Chinese insurer Ping An has denied any intentions to acquire the troubled property group, Country Garden. This denial comes in response to a lengthy Reuters report that claimed the Chinese government had requested Ping An to lead the rescue efforts for the country's second-largest developer.
The Reuters report, published late Wednesday, garnered significant attention. According to Reuters, sources familiar with the rescue plan revealed that China's State Council, led by Premier Li Qiang, had instructed the Guangdong provincial government (where both companies are based) to facilitate Country Garden's rescue with the assistance of Ping An.
Ping An refuted the claim that it had been asked to spearhead the rescue effort, asserting that talks between the government, China's central bank, Ping An, and Country Garden had been ongoing since August. Given their common base in Shenzhen, the Guangdong provincial government had been tasked by Beijing to oversee the bailout, as per Reuters sources.

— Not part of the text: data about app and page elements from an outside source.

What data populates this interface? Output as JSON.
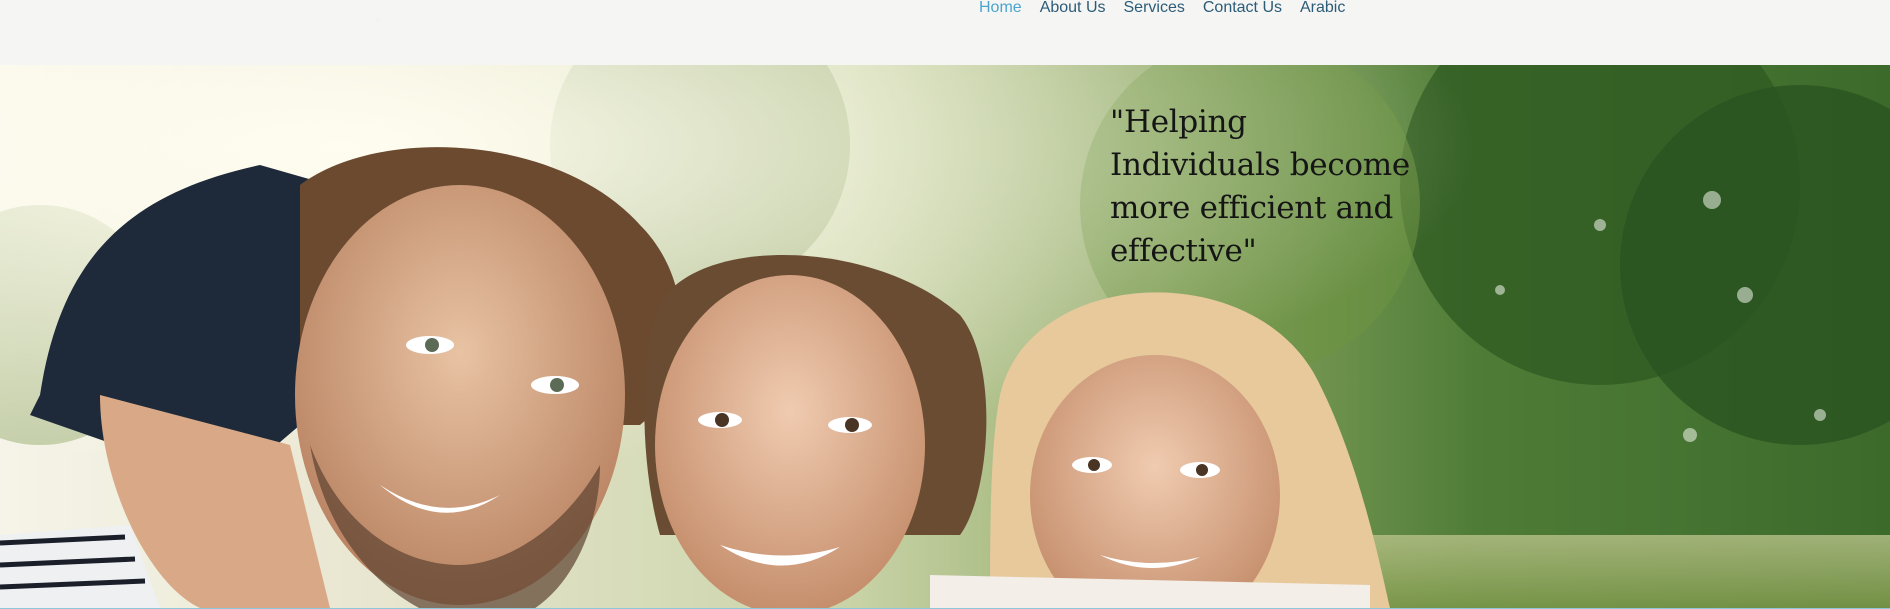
{
  "nav": {
    "items": [
      {
        "label": "Home",
        "active": true
      },
      {
        "label": "About Us",
        "active": false
      },
      {
        "label": "Services",
        "active": false
      },
      {
        "label": "Contact Us",
        "active": false
      },
      {
        "label": "Arabic",
        "active": false
      }
    ]
  },
  "hero": {
    "quote": "\"Helping Individuals become more efficient and effective\"",
    "image_description_icon": "family-photo"
  },
  "colors": {
    "nav_text": "#2c5c78",
    "nav_active": "#4aa6cf",
    "quote_text": "#151515",
    "header_bg": "#f5f5f4"
  }
}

In a statement filed with the Shanghai Stock Exchange, Ping An clarified that it neither holds any shares in Country Garden nor harbors any plans for acquiring the Chinese developer. Furthermore, it emphasised that it had not received any such request from the government.
Bloomberg corroborated this account, citing insiders who reported that Ping An had divested its 4.9% stake in Country Garden (disclosed in August) in the last quarter.
This Reuters report emerged three days following the revelation of a support package for China Vanke, the country's second-largest property developer still in operation. State-owned Shenzhen Metro, Vanke's largest shareholder, disclosed its readiness to provide 10 billion yuan ($1.4 billion) worth of "market tools" to bolster Vanke.
During an online call with financial institutions on Monday, Shenzhen's State-owned Assets Supervision and Management Commission expressed confidence in Vanke's stability and affirmed its ample financial resources and tools to support the builder, if necessary.
State-owned Shenzhen Metro Group also clarified that it has no plans to reduce its stake in Vanke and is actively preparing to purchase Vanke's publicly-traded bonds when the timing is right.
Based on the reactions to both stories, it appears that the rescue efforts for Vanke are more advanced compared to the initiatives to support Country Garden.
Notably, Ping An, the largest shareholder in HSBC, Asia's banking giant with a stake of just over 8%, has been advocating for the bank's breakup.